    Maybe not so surprisingly given the studio’s track record with Blu-ray releases, we’re once again snubbed on the lossless audio front and the only option for the movie is a perfectly fine but unexceptional Dolby Digital 2.0 Stereo track, in English with no alternate language options or subtitles. The dialogue is easy enough to understand and the levels are well balanced and there are no hiss or distortion related issues but you’ve got to wonder as you watch the movie how much better it would have sounded in DTS-HD or even LPCM, particularly in regards to the soundtrack.

    Ok, this is a four disc set, so let’s break down the extras by disc.

    Disc One (Blu-ray): All it has, aside from the movie, is a trailer for the feature, menus and chapter selection.

    Disc Two (DVD): This DVD version of the movie includes the same trailer that was on the Blu-ray disc and two deleted scenes, both of which run under a minute each and which are fairly unimportant.

    Disc Three (DVD): This is more like it... or is it? This release was originally intended to include a feature length making of and a commentary from the Astron-6 team. Those aren’t here. What we get instead are a lot of Troma PR bits and a few things we’ve seen before, either on the Astron-6 youtube channel or the previous release. Why did this happen?
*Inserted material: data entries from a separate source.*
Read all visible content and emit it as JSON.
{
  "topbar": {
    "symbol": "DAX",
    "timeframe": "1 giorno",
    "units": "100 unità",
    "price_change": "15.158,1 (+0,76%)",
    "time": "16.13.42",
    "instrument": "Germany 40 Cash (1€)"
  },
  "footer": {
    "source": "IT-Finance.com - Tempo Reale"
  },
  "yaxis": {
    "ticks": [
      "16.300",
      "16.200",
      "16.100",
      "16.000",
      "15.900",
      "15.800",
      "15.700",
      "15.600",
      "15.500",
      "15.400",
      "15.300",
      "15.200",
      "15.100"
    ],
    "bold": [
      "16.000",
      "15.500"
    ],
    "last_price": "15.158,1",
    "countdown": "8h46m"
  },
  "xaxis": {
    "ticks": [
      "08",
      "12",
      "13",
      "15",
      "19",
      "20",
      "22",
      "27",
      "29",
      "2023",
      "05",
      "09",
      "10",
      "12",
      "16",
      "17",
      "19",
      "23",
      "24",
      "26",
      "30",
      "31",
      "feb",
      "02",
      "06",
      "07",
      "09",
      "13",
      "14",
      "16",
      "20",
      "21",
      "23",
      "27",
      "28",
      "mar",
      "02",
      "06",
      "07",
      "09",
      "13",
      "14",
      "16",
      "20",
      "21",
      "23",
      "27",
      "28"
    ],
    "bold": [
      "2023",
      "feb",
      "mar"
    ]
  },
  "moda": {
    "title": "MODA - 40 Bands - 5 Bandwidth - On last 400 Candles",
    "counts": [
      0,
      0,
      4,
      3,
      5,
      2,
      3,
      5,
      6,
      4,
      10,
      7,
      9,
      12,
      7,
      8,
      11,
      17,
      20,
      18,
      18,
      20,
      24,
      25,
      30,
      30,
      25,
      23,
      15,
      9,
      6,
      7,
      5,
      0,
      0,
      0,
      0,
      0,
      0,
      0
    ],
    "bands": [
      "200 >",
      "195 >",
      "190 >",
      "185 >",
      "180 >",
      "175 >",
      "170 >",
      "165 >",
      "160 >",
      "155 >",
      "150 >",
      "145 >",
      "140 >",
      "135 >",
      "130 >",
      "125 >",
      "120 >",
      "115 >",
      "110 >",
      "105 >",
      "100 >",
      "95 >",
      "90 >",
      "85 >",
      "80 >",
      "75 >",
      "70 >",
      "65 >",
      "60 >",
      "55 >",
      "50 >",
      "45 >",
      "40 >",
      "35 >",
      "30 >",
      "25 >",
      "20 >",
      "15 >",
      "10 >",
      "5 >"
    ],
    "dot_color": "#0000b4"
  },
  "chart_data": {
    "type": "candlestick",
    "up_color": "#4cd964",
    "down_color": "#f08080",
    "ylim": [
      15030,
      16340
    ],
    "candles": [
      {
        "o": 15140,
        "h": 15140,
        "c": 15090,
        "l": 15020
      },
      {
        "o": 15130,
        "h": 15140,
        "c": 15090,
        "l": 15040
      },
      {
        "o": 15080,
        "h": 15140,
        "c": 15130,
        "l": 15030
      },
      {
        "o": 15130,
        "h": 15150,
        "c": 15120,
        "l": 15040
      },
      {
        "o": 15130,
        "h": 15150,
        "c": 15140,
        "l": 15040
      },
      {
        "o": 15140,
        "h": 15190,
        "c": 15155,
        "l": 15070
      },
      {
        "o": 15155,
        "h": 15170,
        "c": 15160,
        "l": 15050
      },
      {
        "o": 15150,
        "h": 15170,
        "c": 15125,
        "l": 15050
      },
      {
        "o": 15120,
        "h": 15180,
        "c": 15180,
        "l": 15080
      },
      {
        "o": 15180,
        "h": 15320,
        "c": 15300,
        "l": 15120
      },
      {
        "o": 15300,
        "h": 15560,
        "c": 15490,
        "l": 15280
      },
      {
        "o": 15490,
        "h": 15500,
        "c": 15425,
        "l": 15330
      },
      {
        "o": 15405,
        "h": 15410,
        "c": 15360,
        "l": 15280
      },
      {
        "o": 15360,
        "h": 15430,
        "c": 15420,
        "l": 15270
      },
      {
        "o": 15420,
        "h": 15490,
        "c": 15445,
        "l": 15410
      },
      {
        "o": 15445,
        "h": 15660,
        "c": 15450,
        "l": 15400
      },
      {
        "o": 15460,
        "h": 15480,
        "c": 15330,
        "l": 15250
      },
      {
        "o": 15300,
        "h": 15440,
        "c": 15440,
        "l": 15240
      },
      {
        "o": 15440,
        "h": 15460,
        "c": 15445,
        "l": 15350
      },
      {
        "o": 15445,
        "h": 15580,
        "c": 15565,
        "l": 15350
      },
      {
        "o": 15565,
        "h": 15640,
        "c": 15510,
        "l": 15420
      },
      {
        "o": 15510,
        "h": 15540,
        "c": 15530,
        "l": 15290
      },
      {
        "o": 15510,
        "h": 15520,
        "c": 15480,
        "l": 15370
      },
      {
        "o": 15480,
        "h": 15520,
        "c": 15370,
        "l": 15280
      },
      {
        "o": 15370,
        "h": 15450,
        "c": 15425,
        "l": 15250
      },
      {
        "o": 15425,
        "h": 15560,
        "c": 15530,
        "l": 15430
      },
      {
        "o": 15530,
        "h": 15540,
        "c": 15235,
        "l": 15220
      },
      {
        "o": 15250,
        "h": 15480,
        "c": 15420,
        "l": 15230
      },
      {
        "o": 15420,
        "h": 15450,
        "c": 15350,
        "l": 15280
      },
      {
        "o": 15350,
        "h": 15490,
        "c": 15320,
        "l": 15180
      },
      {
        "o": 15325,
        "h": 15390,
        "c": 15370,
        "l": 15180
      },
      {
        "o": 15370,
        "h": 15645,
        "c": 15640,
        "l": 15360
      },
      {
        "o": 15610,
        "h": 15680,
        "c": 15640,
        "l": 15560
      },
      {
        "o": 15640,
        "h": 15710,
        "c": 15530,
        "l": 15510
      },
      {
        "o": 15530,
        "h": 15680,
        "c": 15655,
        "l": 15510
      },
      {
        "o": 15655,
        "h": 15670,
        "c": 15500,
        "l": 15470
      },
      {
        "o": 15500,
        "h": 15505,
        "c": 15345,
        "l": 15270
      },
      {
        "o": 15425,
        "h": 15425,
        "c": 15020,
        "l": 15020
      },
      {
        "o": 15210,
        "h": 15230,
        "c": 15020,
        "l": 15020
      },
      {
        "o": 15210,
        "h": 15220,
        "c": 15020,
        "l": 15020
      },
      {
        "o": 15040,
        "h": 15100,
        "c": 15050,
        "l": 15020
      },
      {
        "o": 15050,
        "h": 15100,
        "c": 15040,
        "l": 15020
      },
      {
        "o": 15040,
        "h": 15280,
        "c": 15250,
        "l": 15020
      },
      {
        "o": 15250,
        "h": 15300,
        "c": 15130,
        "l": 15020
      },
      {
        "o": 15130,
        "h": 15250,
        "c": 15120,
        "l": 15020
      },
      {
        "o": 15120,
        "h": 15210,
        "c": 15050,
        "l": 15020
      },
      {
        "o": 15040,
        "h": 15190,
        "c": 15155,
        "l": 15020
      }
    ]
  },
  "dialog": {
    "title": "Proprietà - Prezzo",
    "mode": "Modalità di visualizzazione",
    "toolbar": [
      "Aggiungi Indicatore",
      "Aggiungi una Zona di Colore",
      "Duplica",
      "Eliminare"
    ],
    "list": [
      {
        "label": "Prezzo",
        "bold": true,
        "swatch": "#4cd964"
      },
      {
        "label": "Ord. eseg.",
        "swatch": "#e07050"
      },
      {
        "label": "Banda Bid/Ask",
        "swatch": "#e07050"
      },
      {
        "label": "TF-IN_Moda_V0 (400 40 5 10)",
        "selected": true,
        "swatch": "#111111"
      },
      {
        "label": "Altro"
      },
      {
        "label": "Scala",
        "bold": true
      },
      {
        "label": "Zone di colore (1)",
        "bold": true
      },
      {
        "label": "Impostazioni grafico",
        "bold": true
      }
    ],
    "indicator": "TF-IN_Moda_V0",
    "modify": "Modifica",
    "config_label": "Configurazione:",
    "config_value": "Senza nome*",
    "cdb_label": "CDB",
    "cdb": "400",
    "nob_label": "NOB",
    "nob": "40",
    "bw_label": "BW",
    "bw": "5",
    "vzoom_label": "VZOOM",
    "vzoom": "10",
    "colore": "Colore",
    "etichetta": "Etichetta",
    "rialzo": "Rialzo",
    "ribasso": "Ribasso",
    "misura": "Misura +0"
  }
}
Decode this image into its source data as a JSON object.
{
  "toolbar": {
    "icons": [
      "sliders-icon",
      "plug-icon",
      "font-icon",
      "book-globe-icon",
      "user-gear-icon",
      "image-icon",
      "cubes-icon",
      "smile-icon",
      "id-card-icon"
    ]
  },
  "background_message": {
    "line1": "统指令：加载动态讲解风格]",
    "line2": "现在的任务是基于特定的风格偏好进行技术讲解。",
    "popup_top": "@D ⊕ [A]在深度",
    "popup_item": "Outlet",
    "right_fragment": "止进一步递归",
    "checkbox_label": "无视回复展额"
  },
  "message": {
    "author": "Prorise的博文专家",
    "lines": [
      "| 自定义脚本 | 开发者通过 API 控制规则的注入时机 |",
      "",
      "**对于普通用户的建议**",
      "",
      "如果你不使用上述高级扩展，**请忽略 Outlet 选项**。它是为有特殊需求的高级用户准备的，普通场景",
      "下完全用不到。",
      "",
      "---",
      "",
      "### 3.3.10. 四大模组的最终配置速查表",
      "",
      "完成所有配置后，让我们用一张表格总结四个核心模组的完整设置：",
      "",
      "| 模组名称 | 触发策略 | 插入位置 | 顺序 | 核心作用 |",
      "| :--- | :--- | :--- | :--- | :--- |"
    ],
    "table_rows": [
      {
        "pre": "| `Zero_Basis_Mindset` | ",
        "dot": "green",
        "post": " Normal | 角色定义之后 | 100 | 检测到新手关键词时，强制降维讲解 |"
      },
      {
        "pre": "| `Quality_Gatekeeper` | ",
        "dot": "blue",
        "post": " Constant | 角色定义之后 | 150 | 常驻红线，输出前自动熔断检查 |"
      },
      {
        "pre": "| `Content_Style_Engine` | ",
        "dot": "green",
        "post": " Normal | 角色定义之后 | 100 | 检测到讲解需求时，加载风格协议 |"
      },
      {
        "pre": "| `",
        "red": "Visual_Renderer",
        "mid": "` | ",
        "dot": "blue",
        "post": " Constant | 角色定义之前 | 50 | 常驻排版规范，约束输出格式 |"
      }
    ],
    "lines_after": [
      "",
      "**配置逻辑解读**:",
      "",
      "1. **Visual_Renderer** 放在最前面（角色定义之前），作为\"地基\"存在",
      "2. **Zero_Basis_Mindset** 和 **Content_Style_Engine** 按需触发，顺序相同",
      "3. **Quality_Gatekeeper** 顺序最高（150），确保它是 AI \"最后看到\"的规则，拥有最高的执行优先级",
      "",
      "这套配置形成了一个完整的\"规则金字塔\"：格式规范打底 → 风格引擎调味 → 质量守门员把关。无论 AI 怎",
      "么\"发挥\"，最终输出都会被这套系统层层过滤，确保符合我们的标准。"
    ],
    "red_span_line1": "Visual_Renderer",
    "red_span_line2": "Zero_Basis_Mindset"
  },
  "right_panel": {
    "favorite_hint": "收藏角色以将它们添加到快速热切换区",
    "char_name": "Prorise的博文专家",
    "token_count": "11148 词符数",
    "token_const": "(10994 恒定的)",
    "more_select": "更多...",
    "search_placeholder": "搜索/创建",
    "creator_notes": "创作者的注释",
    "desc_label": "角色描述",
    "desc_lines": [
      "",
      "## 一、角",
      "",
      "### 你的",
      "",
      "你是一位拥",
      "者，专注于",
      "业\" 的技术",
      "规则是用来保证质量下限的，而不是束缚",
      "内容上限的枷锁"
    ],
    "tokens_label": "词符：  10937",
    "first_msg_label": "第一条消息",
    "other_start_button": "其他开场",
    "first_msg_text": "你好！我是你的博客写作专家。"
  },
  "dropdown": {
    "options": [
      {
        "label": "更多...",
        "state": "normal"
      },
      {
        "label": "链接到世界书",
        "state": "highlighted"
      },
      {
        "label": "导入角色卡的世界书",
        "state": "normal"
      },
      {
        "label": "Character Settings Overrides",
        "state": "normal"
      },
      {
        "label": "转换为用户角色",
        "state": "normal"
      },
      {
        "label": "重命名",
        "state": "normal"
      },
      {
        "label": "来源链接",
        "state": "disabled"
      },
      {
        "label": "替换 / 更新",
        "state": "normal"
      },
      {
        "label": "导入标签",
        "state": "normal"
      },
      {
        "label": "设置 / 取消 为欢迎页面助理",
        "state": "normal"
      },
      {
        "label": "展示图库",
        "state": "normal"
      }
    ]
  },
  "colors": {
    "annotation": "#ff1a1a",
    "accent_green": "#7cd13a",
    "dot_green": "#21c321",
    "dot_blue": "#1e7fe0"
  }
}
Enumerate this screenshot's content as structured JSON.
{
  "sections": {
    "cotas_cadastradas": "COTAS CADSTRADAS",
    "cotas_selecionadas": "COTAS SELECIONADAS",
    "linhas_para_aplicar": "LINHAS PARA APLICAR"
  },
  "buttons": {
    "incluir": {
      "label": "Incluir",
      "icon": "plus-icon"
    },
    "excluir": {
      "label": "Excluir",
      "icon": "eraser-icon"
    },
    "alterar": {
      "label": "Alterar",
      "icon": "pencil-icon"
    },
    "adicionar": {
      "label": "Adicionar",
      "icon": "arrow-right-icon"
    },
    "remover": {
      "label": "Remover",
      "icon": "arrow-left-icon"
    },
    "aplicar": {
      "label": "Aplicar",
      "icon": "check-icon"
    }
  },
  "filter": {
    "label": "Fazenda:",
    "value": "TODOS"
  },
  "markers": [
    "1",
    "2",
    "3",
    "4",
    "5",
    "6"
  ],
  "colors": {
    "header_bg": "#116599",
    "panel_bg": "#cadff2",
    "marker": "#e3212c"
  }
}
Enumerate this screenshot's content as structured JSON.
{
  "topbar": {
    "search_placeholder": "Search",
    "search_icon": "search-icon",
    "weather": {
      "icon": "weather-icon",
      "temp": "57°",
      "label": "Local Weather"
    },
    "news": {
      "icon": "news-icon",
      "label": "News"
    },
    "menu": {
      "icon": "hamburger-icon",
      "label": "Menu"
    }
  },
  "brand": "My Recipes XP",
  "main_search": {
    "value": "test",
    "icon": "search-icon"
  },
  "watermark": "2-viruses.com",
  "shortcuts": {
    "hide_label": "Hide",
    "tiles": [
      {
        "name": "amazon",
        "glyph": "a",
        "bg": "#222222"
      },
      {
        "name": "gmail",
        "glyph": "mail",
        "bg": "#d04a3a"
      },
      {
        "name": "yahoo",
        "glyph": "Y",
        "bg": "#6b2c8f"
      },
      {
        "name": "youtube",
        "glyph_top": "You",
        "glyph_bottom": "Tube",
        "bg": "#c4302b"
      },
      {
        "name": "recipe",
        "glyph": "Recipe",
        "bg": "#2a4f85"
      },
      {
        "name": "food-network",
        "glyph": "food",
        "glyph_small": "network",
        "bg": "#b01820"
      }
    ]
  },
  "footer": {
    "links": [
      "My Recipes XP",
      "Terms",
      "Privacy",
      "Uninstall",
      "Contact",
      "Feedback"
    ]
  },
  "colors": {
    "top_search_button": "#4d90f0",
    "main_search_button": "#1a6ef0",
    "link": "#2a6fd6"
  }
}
Well apparently Troma wasn’t happy with the direction the Astron-6 guys took in their documentary and it pissed them off enough that they were going to instead release the movie more or less barebones. Fan uproar ensued, Troma cobbled together what we have here… and the feature length making of and commentary are nowhere to be found.

    Things kick off with a fairly snarky introduction from Lloyd Kaufman that most people will probably fast forward though. Also included here are, for some strange reason, the two deleted scenes that were on Disc Two. From there we get a mix of things old and new – a look at the design of the cover art is interesting and four different Father’s Day Foreskin bits from Astron-6 are amusing enough. There are shorts on some of the makeup effects and another on how to make a tire iron prop and we also get a behind the scenes slideshow. Some footage of Troma and Astron-6 promoting their stuff at the Rue Morgue Festival Of Fear is fairly superfluous but the sixteen minutes of footage from the Father’s Day premiere is more amusing than you’d probably think. We get a minute or so with a Tromette named Elena who shows off her birthday suit and a recreation of the Rue Morgue article on the film in very low res that’s hard to read. Two Astron-6 shorts are here: Lazer Ghosts and Cool Guys – both are fun but have been seen before.

    Aside from that? Kaufman hosts a sixteen minute lesson on how green screens work and for some reason James Gunn talks about how to sell a movie for five minutes. Matt Stone pops up for almost half an hour to talk about stuff and there are some trailers here for other Troma releases – but no real involvement from the Astron-6 team or any real insight into what went into making this movie. Curious…

    Disc Four (CD): This disc includes a selection of music from the film’s soundtrack that you can enjoy on your hi-fidelity compact disc player.

    The Final Word:

    As crass as it is crazy, Father’s Day certainly isn’t a film for all tastes but it is one that shows some seriously impressive creativity and ambition. More than just a throwback to seventies drive-in pictures it’s a trip to the lunatic fringe and a ridiculously entertaining one at that. Troma’s Blu-ray release looks good and sounds… okay, but drops the ball in terms of delivering any seriously in-depth extra features, instead content to fill the third disc in the set with fairly fluffy, goofy bits and pieces. Regardless, the movie is one worth seeing and at this point in time, this is the only way to do just that on home video.

    Click on the images below for full sized Blu-ray screen caps!